■ WHAT YOU HAVE TO DO ■
Gather every line in the records below that contains the word "search".

■ EXERCISE INPUTS ■

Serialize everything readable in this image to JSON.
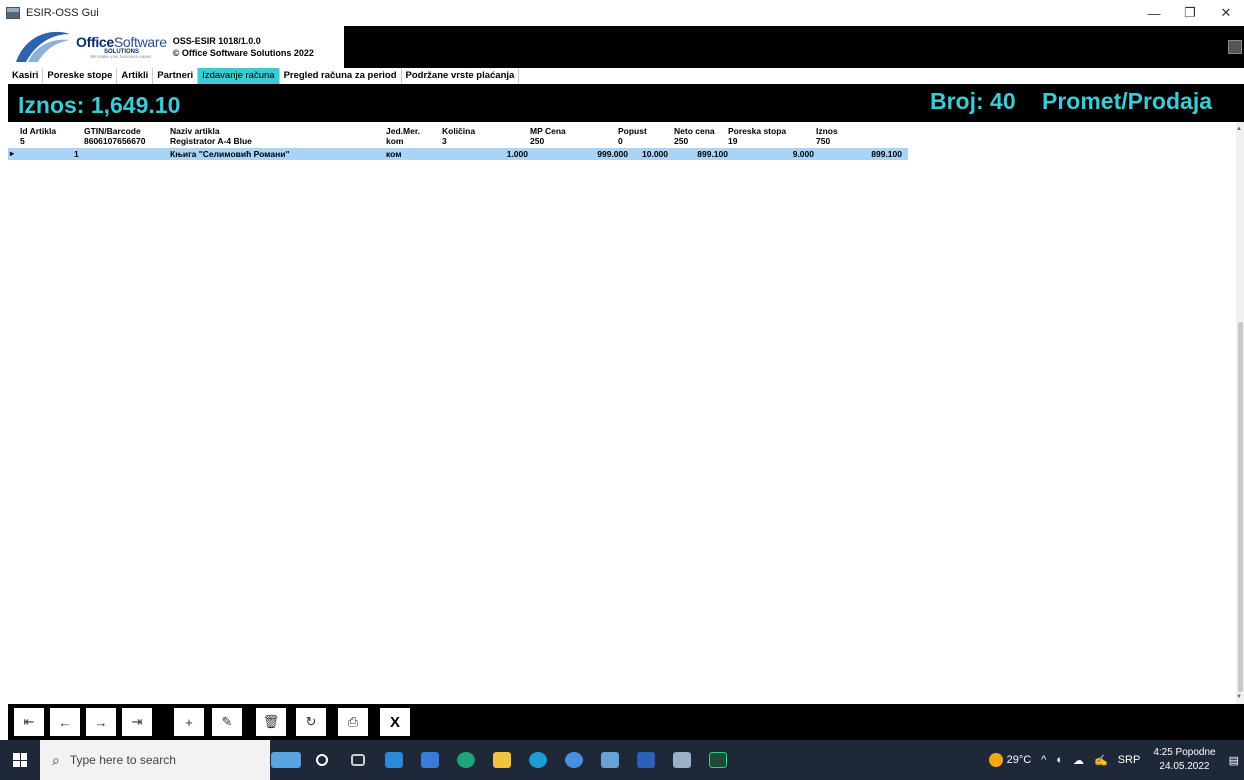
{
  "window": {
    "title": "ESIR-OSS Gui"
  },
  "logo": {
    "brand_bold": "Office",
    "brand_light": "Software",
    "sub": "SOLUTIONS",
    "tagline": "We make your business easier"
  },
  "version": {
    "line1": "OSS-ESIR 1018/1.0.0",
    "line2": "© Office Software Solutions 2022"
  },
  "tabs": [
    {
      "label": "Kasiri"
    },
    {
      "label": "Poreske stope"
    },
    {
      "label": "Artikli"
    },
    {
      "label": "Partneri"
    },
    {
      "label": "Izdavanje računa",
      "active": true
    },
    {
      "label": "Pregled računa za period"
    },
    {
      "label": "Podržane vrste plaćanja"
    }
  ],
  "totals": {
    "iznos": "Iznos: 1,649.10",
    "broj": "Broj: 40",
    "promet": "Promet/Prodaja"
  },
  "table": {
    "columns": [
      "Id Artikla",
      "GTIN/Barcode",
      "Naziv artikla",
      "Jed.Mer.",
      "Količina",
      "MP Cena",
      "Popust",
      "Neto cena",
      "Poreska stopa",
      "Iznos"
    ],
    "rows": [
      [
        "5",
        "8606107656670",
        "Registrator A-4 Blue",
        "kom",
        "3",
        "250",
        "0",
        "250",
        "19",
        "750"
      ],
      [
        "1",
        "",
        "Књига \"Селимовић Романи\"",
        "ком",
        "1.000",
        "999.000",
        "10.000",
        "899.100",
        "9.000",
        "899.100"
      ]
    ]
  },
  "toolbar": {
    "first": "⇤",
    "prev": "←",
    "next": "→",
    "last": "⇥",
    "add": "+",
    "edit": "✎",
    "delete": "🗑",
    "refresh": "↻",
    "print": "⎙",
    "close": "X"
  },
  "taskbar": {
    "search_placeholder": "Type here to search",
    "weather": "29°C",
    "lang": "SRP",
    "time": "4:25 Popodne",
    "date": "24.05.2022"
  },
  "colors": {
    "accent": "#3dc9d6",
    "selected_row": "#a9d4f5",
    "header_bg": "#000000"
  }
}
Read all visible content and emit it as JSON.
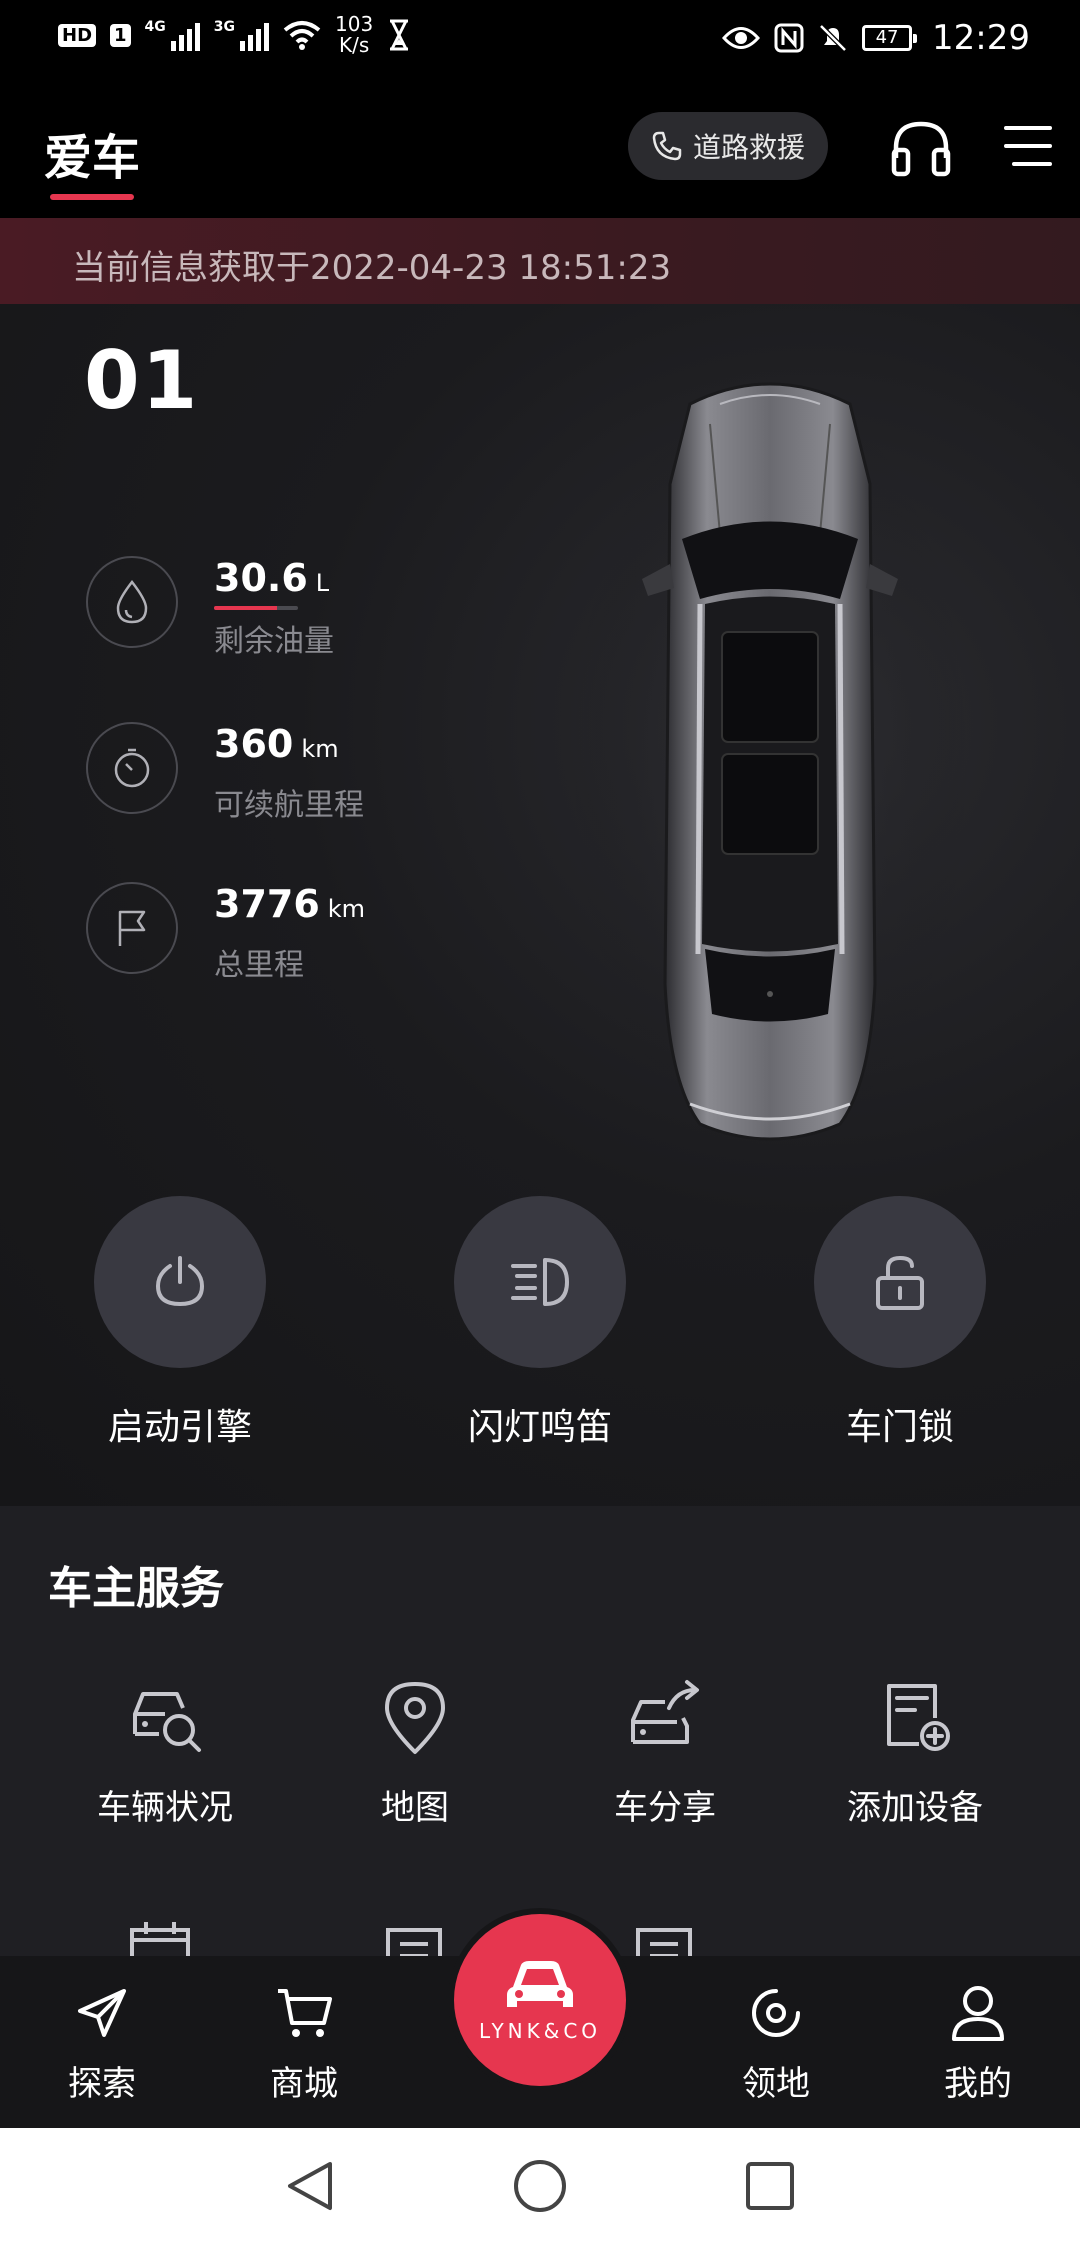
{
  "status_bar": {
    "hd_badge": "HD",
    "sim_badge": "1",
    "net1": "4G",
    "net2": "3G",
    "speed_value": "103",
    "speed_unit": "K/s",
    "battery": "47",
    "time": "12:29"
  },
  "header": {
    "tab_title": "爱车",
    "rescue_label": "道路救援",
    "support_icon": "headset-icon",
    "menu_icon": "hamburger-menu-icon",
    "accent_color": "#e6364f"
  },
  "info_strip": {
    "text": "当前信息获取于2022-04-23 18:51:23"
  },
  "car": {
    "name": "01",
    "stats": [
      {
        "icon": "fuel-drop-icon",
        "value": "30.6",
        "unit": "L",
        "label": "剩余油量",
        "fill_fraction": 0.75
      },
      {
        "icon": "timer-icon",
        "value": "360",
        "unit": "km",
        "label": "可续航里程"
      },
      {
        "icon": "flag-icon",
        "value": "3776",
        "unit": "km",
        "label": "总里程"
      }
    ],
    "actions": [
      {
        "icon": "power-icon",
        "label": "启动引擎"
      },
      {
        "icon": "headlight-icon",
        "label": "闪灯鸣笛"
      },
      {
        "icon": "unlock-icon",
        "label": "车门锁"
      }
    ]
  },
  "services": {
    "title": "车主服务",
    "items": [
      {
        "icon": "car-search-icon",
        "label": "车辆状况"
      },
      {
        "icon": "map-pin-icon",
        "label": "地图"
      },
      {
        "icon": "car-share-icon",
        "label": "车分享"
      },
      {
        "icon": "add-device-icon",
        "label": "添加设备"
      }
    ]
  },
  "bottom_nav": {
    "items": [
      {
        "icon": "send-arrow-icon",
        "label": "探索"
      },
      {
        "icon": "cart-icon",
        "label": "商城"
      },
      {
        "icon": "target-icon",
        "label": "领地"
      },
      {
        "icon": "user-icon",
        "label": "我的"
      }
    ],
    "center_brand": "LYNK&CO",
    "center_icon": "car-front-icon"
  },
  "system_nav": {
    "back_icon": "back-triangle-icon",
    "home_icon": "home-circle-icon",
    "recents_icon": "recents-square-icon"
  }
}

■ ANSWER TO THIS PROBLEM ■
    "search_placeholder": "Type here to search",
        "icon": "car-search-icon",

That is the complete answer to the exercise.